TASK INSTRUCTIONS:
The entries below should be output exactly as written.

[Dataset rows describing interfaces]
────────────────────

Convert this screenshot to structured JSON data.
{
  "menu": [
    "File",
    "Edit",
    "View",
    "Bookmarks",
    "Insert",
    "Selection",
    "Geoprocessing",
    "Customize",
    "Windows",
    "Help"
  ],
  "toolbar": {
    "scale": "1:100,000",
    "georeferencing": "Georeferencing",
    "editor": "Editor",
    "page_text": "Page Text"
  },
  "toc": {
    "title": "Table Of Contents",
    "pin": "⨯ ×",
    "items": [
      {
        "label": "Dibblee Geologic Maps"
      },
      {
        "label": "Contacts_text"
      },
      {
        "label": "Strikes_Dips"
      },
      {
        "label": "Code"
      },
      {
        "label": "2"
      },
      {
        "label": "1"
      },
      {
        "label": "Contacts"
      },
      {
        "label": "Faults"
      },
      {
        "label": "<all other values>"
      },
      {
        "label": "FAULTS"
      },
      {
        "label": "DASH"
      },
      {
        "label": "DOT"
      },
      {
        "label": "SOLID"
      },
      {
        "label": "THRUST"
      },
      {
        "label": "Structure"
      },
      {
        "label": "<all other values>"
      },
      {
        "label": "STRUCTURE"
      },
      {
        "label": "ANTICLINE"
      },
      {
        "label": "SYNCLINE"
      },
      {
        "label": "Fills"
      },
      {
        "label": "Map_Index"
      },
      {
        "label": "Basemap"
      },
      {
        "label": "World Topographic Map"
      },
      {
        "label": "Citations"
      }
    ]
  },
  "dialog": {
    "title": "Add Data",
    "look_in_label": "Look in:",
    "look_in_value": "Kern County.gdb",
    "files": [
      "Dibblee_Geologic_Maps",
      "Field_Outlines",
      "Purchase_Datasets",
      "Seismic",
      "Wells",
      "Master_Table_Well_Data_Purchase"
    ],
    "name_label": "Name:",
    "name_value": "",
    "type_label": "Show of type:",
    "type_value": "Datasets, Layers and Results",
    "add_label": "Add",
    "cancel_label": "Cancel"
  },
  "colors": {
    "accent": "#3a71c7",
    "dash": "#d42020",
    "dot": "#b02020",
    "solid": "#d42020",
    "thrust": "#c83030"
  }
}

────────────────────

EXERCISE RESULT:
Convert this screenshot to structured JSON data.
{
  "menu": [
    "File",
    "Edit",
    "View",
    "Bookmarks",
    "Insert",
    "Selection",
    "Geoprocessing",
    "Customize",
    "Windows",
    "Help"
  ],
  "toolbar": {
    "scale": "1:100,000",
    "georeferencing": "Georeferencing",
    "editor": "Editor",
    "page_text": "Page Text"
  },
  "toc": {
    "title": "Table Of Contents",
    "pin": "⨯ ×",
    "items": [
      {
        "label": "Dibblee Geologic Maps"
      },
      {
        "label": "Contacts_text"
      },
      {
        "label": "Strikes_Dips"
      },
      {
        "label": "Code"
      },
      {
        "label": "2"
      },
      {
        "label": "1"
      },
      {
        "label": "Contacts"
      },
      {
        "label": "Faults"
      },
      {
        "label": "<all other values>"
      },
      {
        "label": "FAULTS"
      },
      {
        "label": "DASH"
      },
      {
        "label": "DOT"
      },
      {
        "label": "SOLID"
      },
      {
        "label": "THRUST"
      },
      {
        "label": "Structure"
      },
      {
        "label": "<all other values>"
      },
      {
        "label": "STRUCTURE"
      },
      {
        "label": "ANTICLINE"
      },
      {
        "label": "SYNCLINE"
      },
      {
        "label": "Fills"
      },
      {
        "label": "Map_Index"
      },
      {
        "label": "Basemap"
      },
      {
        "label": "World Topographic Map"
      },
      {
        "label": "Citations"
      }
    ]
  },
  "dialog": {
    "title": "Add Data",
    "look_in_label": "Look in:",
    "look_in_value": "Kern County.gdb",
    "files": [
      "Dibblee_Geologic_Maps",
      "Field_Outlines",
      "Purchase_Datasets",
      "Seismic",
      "Wells",
      "Master_Table_Well_Data_Purchase"
    ],
    "name_label": "Name:",
    "name_value": "",
    "type_label": "Show of type:",
    "type_value": "Datasets, Layers and Results",
    "add_label": "Add",
    "cancel_label": "Cancel"
  },
  "colors": {
    "accent": "#3a71c7",
    "dash": "#d42020",
    "dot": "#b02020",
    "solid": "#d42020",
    "thrust": "#c83030"
  }
}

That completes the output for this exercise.